The companies’ joint press release touts the deal for combining “two complementary organizations with iconic brands and deep roots in their local communities to establish a national footprint and unite around Kroger’s purpose to feed the human spirit. Through a family of well-known and trusted supermarket banners, this combination will expand customer reach and improve proximity to deliver fresh and affordable food to approximately 85 million households with a premier omnichannel experience.” Kroger’s has long grown via acquisition and includes banner companies Fred Meyer, Ralphs, and King Soopers while Albertsons’s subsidiaries include Safeway, Acme, and Tom Thumb.
Although the grocers’ combine sales represent 16% of the market, they still lag Walmart’s dominate position in the grocery space, with the behemoth’s 20.9% market share including sales of subsidiaries Sam’s Club and BJ’s Wholesale.
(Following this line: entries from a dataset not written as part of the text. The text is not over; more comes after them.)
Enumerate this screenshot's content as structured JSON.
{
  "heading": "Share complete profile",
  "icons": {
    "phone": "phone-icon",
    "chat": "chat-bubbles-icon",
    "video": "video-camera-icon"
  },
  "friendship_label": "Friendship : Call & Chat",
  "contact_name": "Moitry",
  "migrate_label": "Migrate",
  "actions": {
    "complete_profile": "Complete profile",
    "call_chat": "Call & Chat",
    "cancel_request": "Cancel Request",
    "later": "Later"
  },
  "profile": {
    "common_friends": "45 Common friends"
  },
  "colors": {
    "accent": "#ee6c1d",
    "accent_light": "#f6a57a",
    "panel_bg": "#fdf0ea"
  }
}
The deal already contemplates regulatory scrutiny, stating “In connection with obtaining the requisite regulatory clearance necessary to consummate the transaction, Kroger and Albertsons Cos. expect to make store divestitures.” Analysts anticipate a lengthy regulatory approval process, as the Biden Administration’s more aggressive antitrust policy has significantly increased enforcement activity.
In order to meet regulatory approval, the companies have already formulated a plan: they announced they are willing to spin off up to 650 of their stores. As analysts put it, “if they cannot find buyers they have an unusual spin-off structure up their sleeves:” because a divestiture of so many stores would typically take many months, they companies contemplate accelerating the move – and regulatory approval along with it – by divesting the stores into a new company owned by Albertsons’s shareholders. The companies expect the merger to close in early 2024.
According to Matterhorn’s M&A database, which harnesses both AI and attorneys to digest the granular deal points of publicly announced transactions, Kroger was advised by law firms Weil, Gotshal & Manges LLP and Arnold & Porter Kaye Scholer LLP. Albertsons was advised by law firm Jenner & Block LLP and White & Case LLP.